I have a savage 116 stainless flutted in the 6.5x284 accura trigger accura stock. My question is about my first cold bore shot is slower in volecity and it shoots about 1 to 1.5 inches low. After the first shot, with my reloads its a .5 to .7 inch shooter all the way to 20 plus round durring a shooting secission letting the barrel cool after each shot. I alway was told the first cold bore shot will or should be your best and fastest shot. Could someone explain?
I fell that before I go hunting with this gun i better get the barrel seasoned with one shot down the pipe.
I've never seen a cold barrel shot faster than a warm barrel shot. What you're seeing is normal IMO.
Prep for what you need. If it's clean cold barrel, fouled cold barrel, warm barrel, hot barrel whatever. You can also pre-foul a bore with something like WS2 as part of your cleaning routine, to get the first cold shot with others.
Typically lower engraving forces result in lower velocity though it can go either way. Shooting with a "clean" barrel vs a fouled barrel with everything at the same temperature should show if that's the problem. A clean but lightly lubricated barrel can perform very different from a clean dry barrel. I prefer to not clean a barrel if I'll use it again soon. I'd never shoot a match without sighter/fouling shots where they're allowed. Sighting and fouling shots can be just as useful for hunting.
The temperature of the powder in each cartridge at the time it's fired will also effect their velocity Firing a rifle can also effect the point of impact relative to the point of aim from thermal bending of the barrel, action, base, rings, or scope. With simple tests at a range with a chronograph and a little thought the cause of point of impact movement can be sorted out.
I've taken a heat gun to the range a few times to find stubborn thermal sensitivity problems. They make sense after your find them. Having a steel action and an aluminum scope at different and varying temperatures tightly tied at two locations with rigid rings is just asking for bending problems, particularly if the bases don't fit the action properly.
Location: Leominster mass, originally Salisbury Maryland
Re: Cold bore shot vs dirty bore shot

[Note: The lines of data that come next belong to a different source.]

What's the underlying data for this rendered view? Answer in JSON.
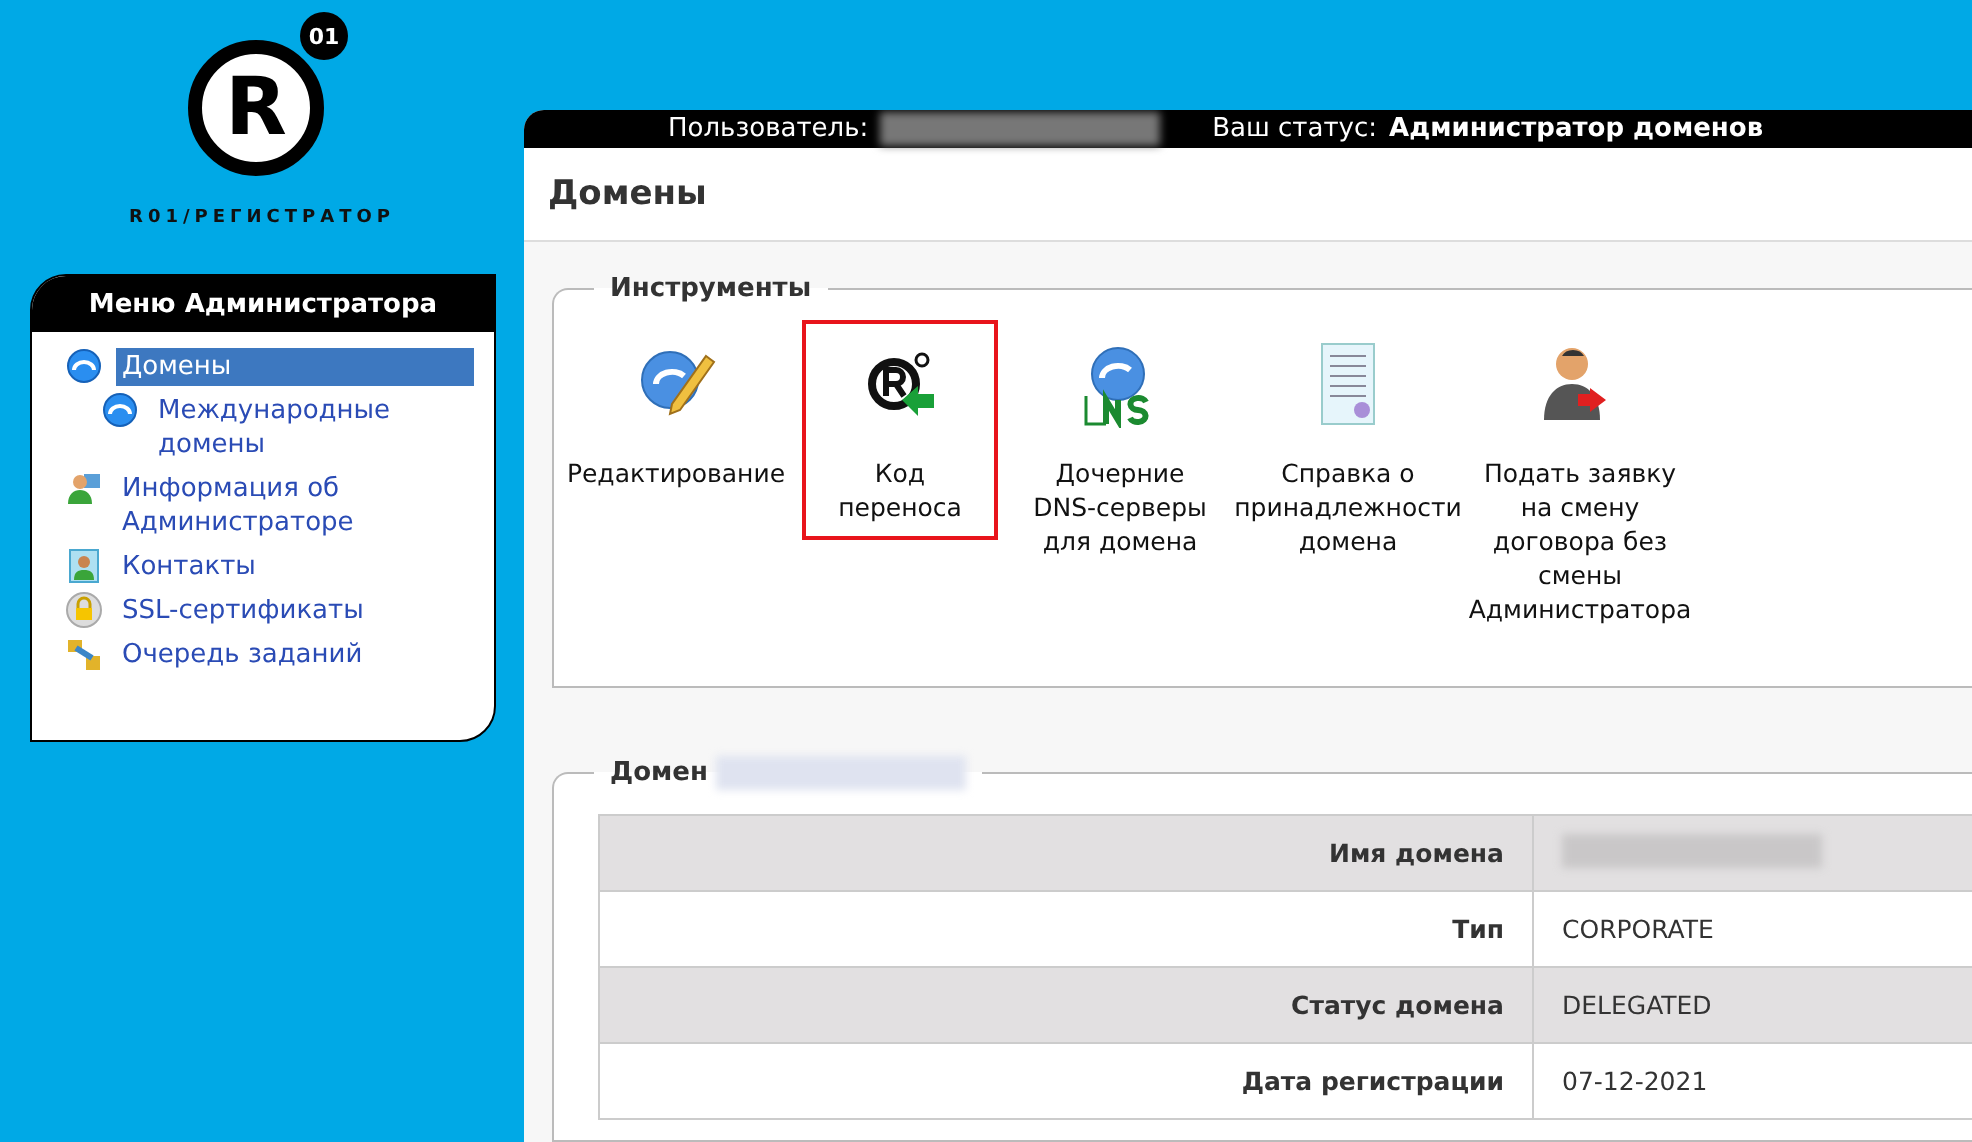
{
  "logo": {
    "letter": "R",
    "badge": "01",
    "wordmark": "R01/РЕГИСТРАТОР"
  },
  "user_bar": {
    "user_label": "Пользователь:",
    "user_redacted": true,
    "status_label": "Ваш статус:",
    "status_value": "Администратор доменов"
  },
  "menu": {
    "title": "Меню Администратора",
    "items": [
      {
        "label": "Домены",
        "kind": "globe",
        "selected": true,
        "children": [
          {
            "label": "Международные домены",
            "kind": "globe",
            "selected": false
          }
        ]
      },
      {
        "label": "Информация об Администраторе",
        "kind": "admin",
        "selected": false
      },
      {
        "label": "Контакты",
        "kind": "contact",
        "selected": false
      },
      {
        "label": "SSL-сертификаты",
        "kind": "lock",
        "selected": false
      },
      {
        "label": "Очередь заданий",
        "kind": "queue",
        "selected": false
      }
    ]
  },
  "page_title": "Домены",
  "tools": {
    "legend": "Инструменты",
    "items": [
      {
        "label": "Редактирование",
        "kind": "edit",
        "highlighted": false
      },
      {
        "label": "Код переноса",
        "kind": "transfer",
        "highlighted": true
      },
      {
        "label": "Дочерние DNS-серверы для домена",
        "kind": "dns",
        "highlighted": false
      },
      {
        "label": "Справка о принадлежности домена",
        "kind": "certificate",
        "highlighted": false
      },
      {
        "label": "Подать заявку на смену договора без смены Администратора",
        "kind": "person",
        "highlighted": false
      }
    ]
  },
  "domain": {
    "legend": "Домен",
    "name_redacted": true,
    "rows": [
      {
        "label": "Имя домена",
        "value_redacted": true
      },
      {
        "label": "Тип",
        "value": "CORPORATE"
      },
      {
        "label": "Статус домена",
        "value": "DELEGATED"
      },
      {
        "label": "Дата регистрации",
        "value": "07-12-2021"
      }
    ]
  }
}
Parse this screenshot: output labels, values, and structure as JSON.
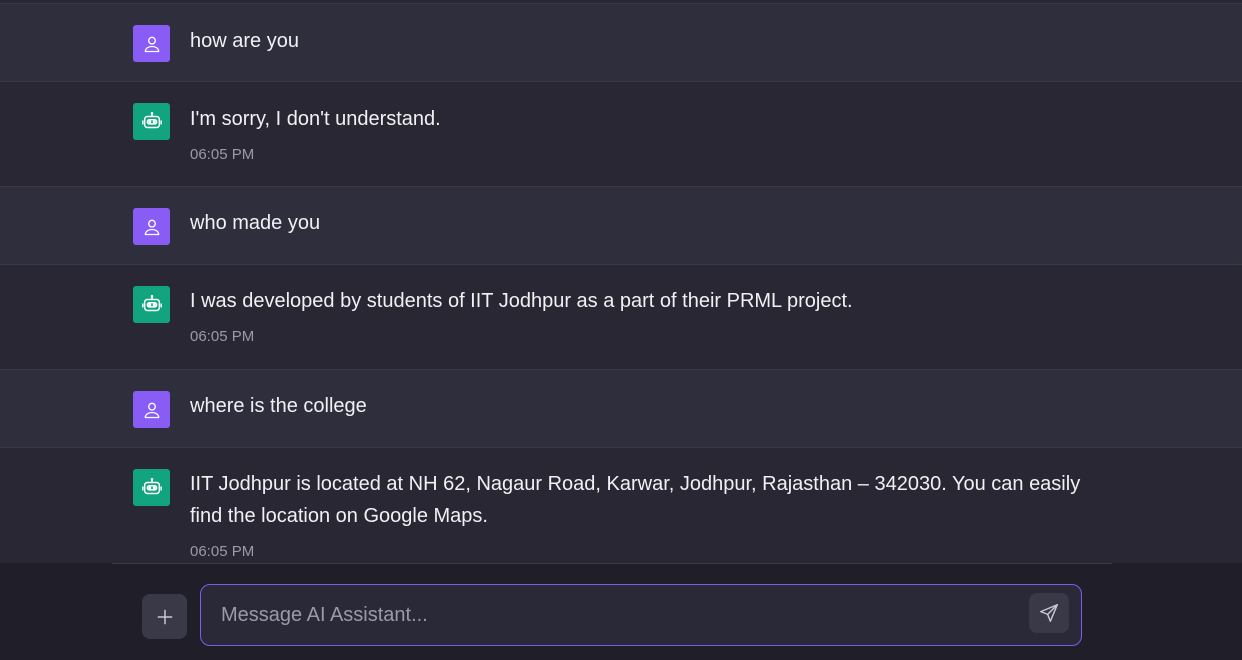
{
  "messages": [
    {
      "role": "user",
      "text": "how are you"
    },
    {
      "role": "assistant",
      "text": "I'm sorry, I don't understand.",
      "time": "06:05 PM"
    },
    {
      "role": "user",
      "text": "who made you"
    },
    {
      "role": "assistant",
      "text": "I was developed by students of IIT Jodhpur as a part of their PRML project.",
      "time": "06:05 PM"
    },
    {
      "role": "user",
      "text": "where is the college"
    },
    {
      "role": "assistant",
      "text": "IIT Jodhpur is located at NH 62, Nagaur Road, Karwar, Jodhpur, Rajasthan – 342030. You can easily find the location on Google Maps.",
      "time": "06:05 PM"
    }
  ],
  "composer": {
    "placeholder": "Message AI Assistant...",
    "value": ""
  },
  "icons": {
    "user_avatar": "user-icon",
    "assistant_avatar": "robot-icon",
    "attach": "plus-icon",
    "send": "send-icon"
  },
  "colors": {
    "user_avatar_bg": "#8a5cf6",
    "assistant_avatar_bg": "#12a37f",
    "input_border": "#7c5cf0"
  }
}
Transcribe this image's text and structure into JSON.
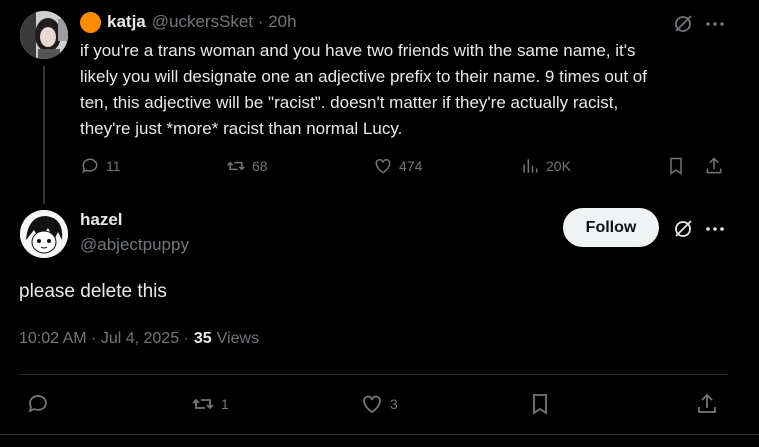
{
  "tweet1": {
    "display_name": "katja",
    "handle_time": "@uckersSket · 20h",
    "text_lines": [
      "if you're a trans woman and you have two friends with the same name, it's",
      "likely you will designate one an adjective prefix to their name. 9 times out of",
      "ten, this adjective will be \"racist\". doesn't matter if they're actually racist,",
      "they're just *more* racist than normal Lucy."
    ],
    "replies": "11",
    "reposts": "68",
    "likes": "474",
    "views": "20K",
    "badge_color": "#ff8c00"
  },
  "tweet2": {
    "display_name": "hazel",
    "handle": "@abjectpuppy",
    "follow_label": "Follow",
    "text": "please delete this",
    "time_date": "10:02 AM · Jul 4, 2025 ·",
    "views_count": "35",
    "views_label": "Views",
    "reposts": "1",
    "likes": "3"
  },
  "icons": [
    "grok-icon",
    "more-icon",
    "reply-icon",
    "repost-icon",
    "like-icon",
    "views-icon",
    "bookmark-icon",
    "share-icon"
  ]
}
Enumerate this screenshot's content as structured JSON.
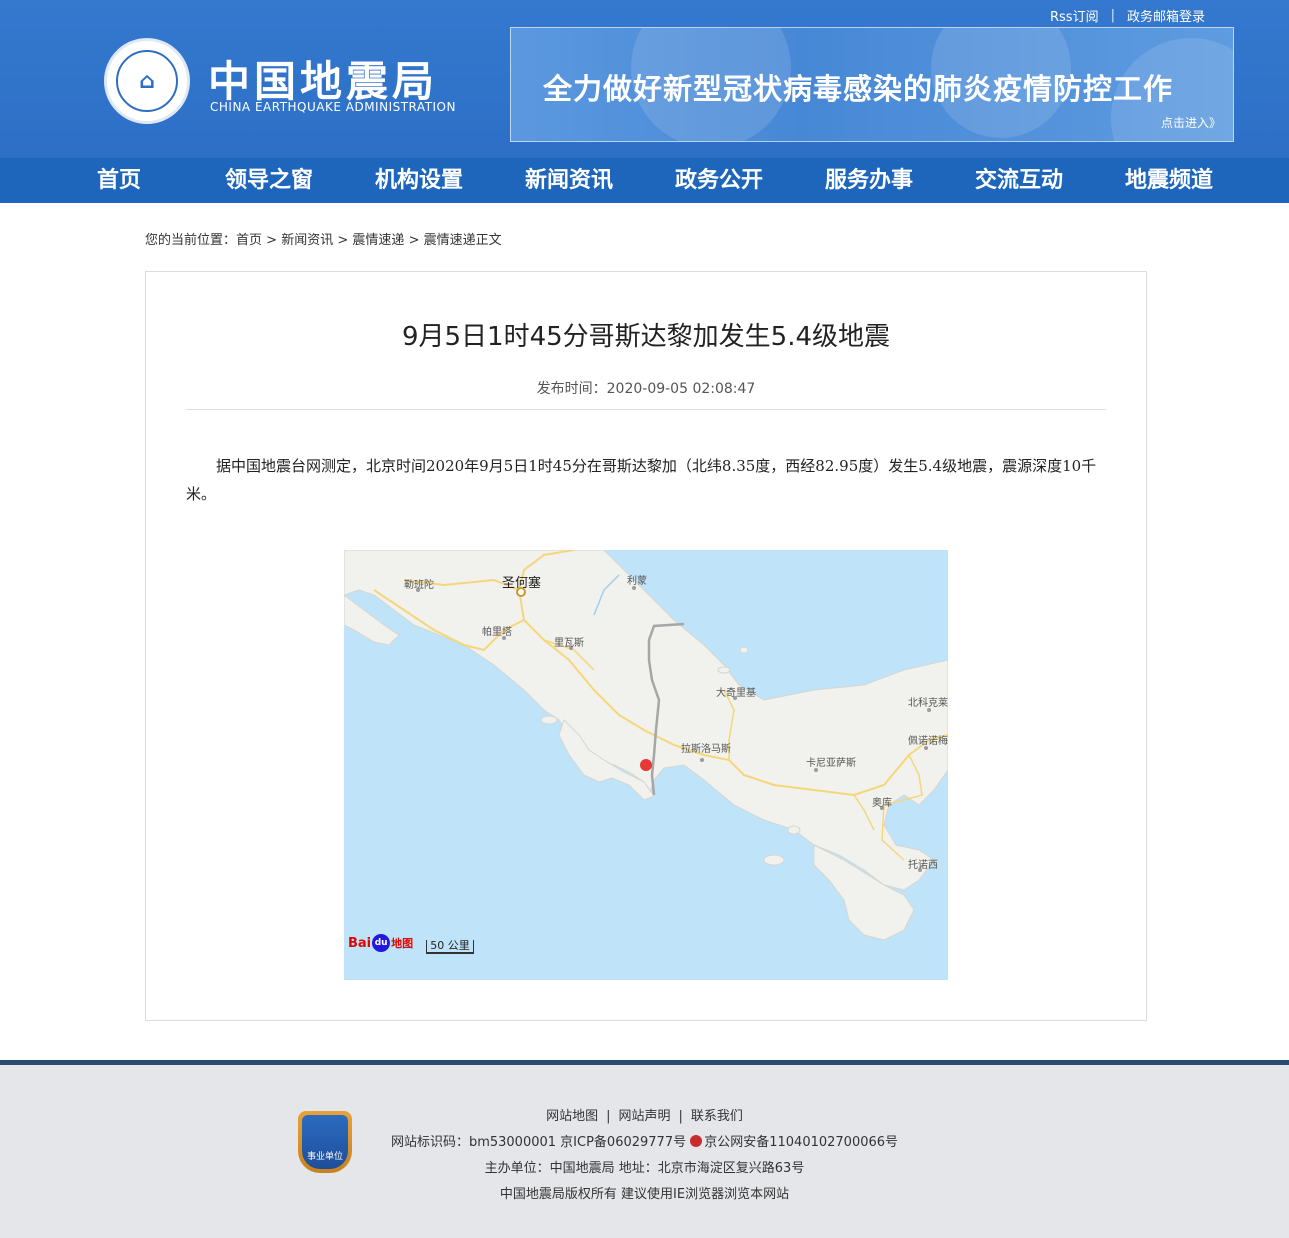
{
  "header": {
    "top_links": {
      "rss": "Rss订阅",
      "mail": "政务邮箱登录"
    },
    "site_name": "中国地震局",
    "site_name_en": "CHINA EARTHQUAKE ADMINISTRATION",
    "banner": {
      "title": "全力做好新型冠状病毒感染的肺炎疫情防控工作",
      "link": "点击进入》"
    }
  },
  "nav": [
    {
      "label": "首页"
    },
    {
      "label": "领导之窗"
    },
    {
      "label": "机构设置"
    },
    {
      "label": "新闻资讯"
    },
    {
      "label": "政务公开"
    },
    {
      "label": "服务办事"
    },
    {
      "label": "交流互动"
    },
    {
      "label": "地震频道"
    }
  ],
  "breadcrumb": {
    "prefix": "您的当前位置：",
    "items": [
      "首页",
      "新闻资讯",
      "震情速递",
      "震情速递正文"
    ],
    "sep": ">"
  },
  "article": {
    "title": "9月5日1时45分哥斯达黎加发生5.4级地震",
    "publish": "发布时间：2020-09-05 02:08:47",
    "body": "据中国地震台网测定，北京时间2020年9月5日1时45分在哥斯达黎加（北纬8.35度，西经82.95度）发生5.4级地震，震源深度10千米。"
  },
  "map": {
    "capital": "圣何塞",
    "places": [
      "勒班陀",
      "利蒙",
      "帕里塔",
      "里瓦斯",
      "大奇里基",
      "北科克莱",
      "佩诺诺梅",
      "拉斯洛马斯",
      "卡尼亚萨斯",
      "奥库",
      "托诺西"
    ],
    "brand": {
      "part1": "Bai",
      "paw": "du",
      "part2": "地图"
    },
    "scale": "50 公里",
    "colors": {
      "sea": "#bfe3f8",
      "land": "#f1f1ee",
      "road": "#f5d77a",
      "border": "#a6a6a6",
      "epicenter": "#e53935"
    }
  },
  "footer": {
    "links": [
      "网站地图",
      "网站声明",
      "联系我们"
    ],
    "badge": "事业单位",
    "row2": "网站标识码：bm53000001  京ICP备06029777号",
    "police": "京公网安备11040102700066号",
    "row3": "主办单位：中国地震局  地址：北京市海淀区复兴路63号",
    "row4": "中国地震局版权所有  建议使用IE浏览器浏览本网站"
  }
}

What you are experiencing is fairly normal for the most part. Whenever I go to the range to practice, or when developing a load, I always take a few " fouler" shots before getting serious. Most factory, and even some custom rifles are that way also. As far as hunting, and with that knowledge that the first shot, cold and clean is going to be out of the group, just sight your rifle the day before, or just shoot a few foulers. That way, the bore is " slightly" fouled. I have done that for years anyway. I wouldn't worry about it, or think into it at all. Enjoy!!!!
AIM SMALL,MISS SMALL. 7 STW
LIFE IS TOO SHORT! AND WE ARE A LONG TIME DEAD!!!
Thanks for the tips. I read some other post and it sounds like cleanning the barrel back to bare metal compared to a fouled barrel can make a world of difference on non custom barrels. I also may be leaving to much oil in the barrel after cleaning and then shooting. I try cleaning and swabbing several times till the patches are completely dry and shoot. But for as the rifle its been a good shooter after that first cold shot. I usually wait about 3 minutes between shots as well.
It's been my experience that most factory barrels are a bit rough and it takes a few fouling shots to fill in their micro pits until jacket material no longer gets scraped off bullets and unbalances them.
On the other hand, top quality match barrels are lapped smooth enough that the first shot from a clean barrel and subsequent shots are within 1/4 MOA of each other. This happens from shot to long range and the vellcity diffrence between the first two and the rest of the 15 to 20 shots is usually less than 10 fps.